SWESR is grateful to work with one of SWESR’s primary veterinary partners, Roy Madigan, DVM, as we prepare to deal with the increasing number of Chagas positive dogs coming into our rescue. Dr. Madigan is an international leader dedicated to finding the most effective tests and treatment of Chagas and is currently helping lead a clinical trial for the world’s first treatment of Chagas disease, in which SWESR and our dogs are participating. Our hope is that at the conclusion of this important trial the treatment receives FDA approval.
SWESR is also participating in a National Chagas Registry to help determine the actual prevalence of this disease in the canine population.

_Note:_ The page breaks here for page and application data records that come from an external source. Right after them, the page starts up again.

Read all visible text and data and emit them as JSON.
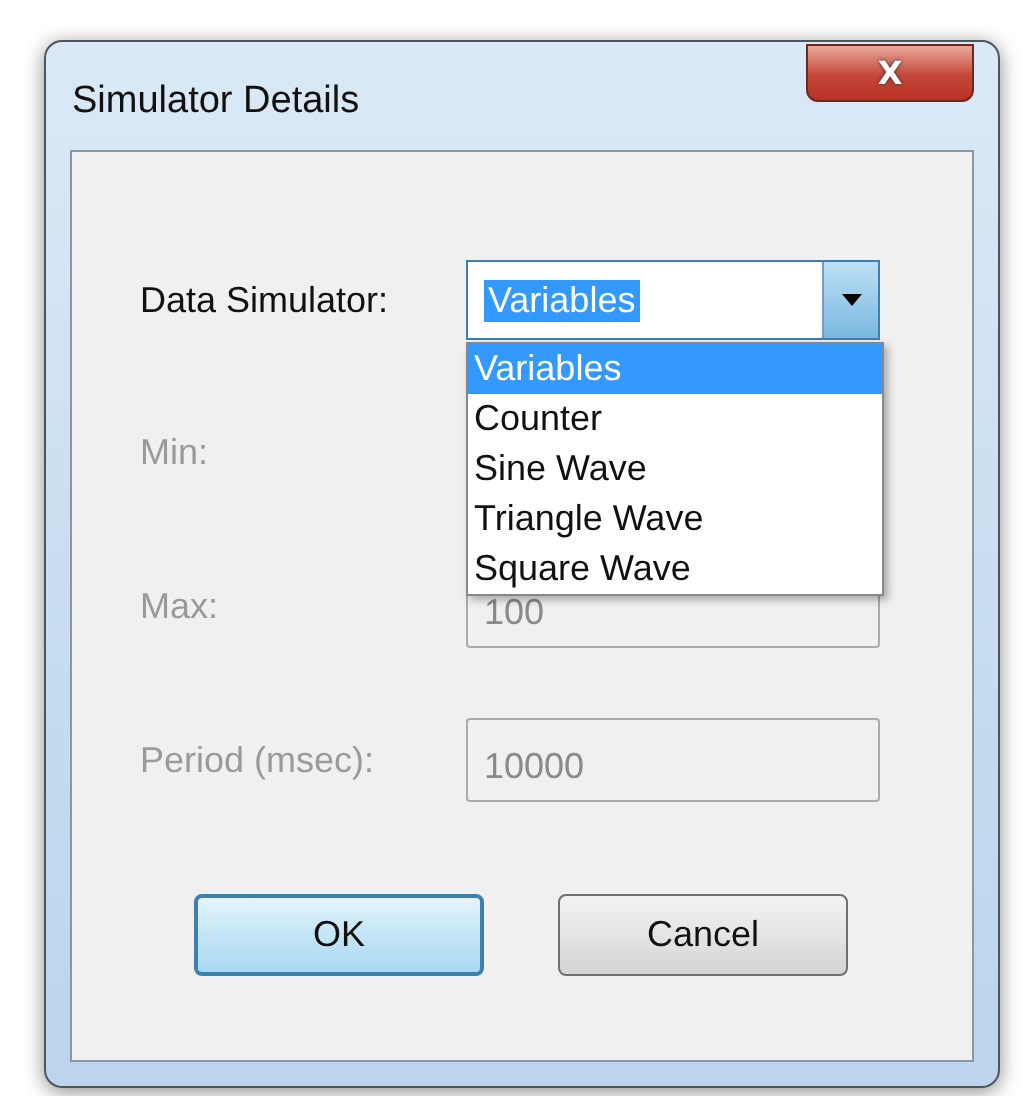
{
  "window": {
    "title": "Simulator Details",
    "close_icon": "X"
  },
  "simulator": {
    "label": "Data Simulator:",
    "value": "Variables",
    "expanded": true,
    "options": [
      {
        "label": "Variables",
        "selected": true
      },
      {
        "label": "Counter",
        "selected": false
      },
      {
        "label": "Sine Wave",
        "selected": false
      },
      {
        "label": "Triangle Wave",
        "selected": false
      },
      {
        "label": "Square Wave",
        "selected": false
      }
    ]
  },
  "fields": [
    {
      "label": "Min:",
      "disabled": true
    },
    {
      "label": "Max:",
      "value": "100",
      "disabled": true
    },
    {
      "label": "Period (msec):",
      "value": "10000",
      "disabled": true
    }
  ],
  "buttons": [
    {
      "label": "OK",
      "default": true
    },
    {
      "label": "Cancel",
      "default": false
    }
  ]
}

We are also working to help advance broader awareness of Chagas among the DVMs and veterinary clinics we work with, helping more become aware of the dangers of Chagas and to the amazing resources now available to diagnose and treat this disease.
At present, SWESR’s two primary intake clinics in Frisco, TX, and Spring Branch TX, as well as a handful of cooperating veterinarians in Texas and Oklahoma, routinely test all incoming SWESR dogs.
SWESR now uses the most accurate diagnostic test available, the ELISA test, run through the VRL laboratory in San Antonio, TX. Some DVMs may only be aware of the IFA test run through the TVMDL laboratory at Texas A&M, and SWESR will work with them to encourage the more reliable ELISA diagnostic test. SWESR now includes a diagnostic Chagas test on the vetting lists for all incoming dogs and includes a VRL order form to facilitate test processing and payment.
In the future, we hope that testing will become far easier with more clinics and laboratories participating. We also anticipate availability sometime soon of a single annual combined test for both Heartworm and Chagas. And, of course, researchers are currently working to formulate an effective vaccine to prevent this disease. But until then, we are responding to the growing crisis of Chagas as best we can, dog by dog, case by case.
SWESR Resource Team
Dr. Roy Madigan, DVM, SWESR’s Chagas Advisory Vet, is available to talk with your Vet, as needed. He is on a mission to educate as many DVMs as possible.
Susan Dunlap provides the meds (email@example.com or at 210-865-6492). Please give at least 3 weeks advance notice when ordering more medications.
Carla Cooper coordinates SWESR’s Chagas Program with our DVM expert and keeps track of all SWESR dogs undergoing treatment. She sends reminders before treatment milestones and is always available for questions. Contact her at firstname.lastname@example.org or at 830.837.1215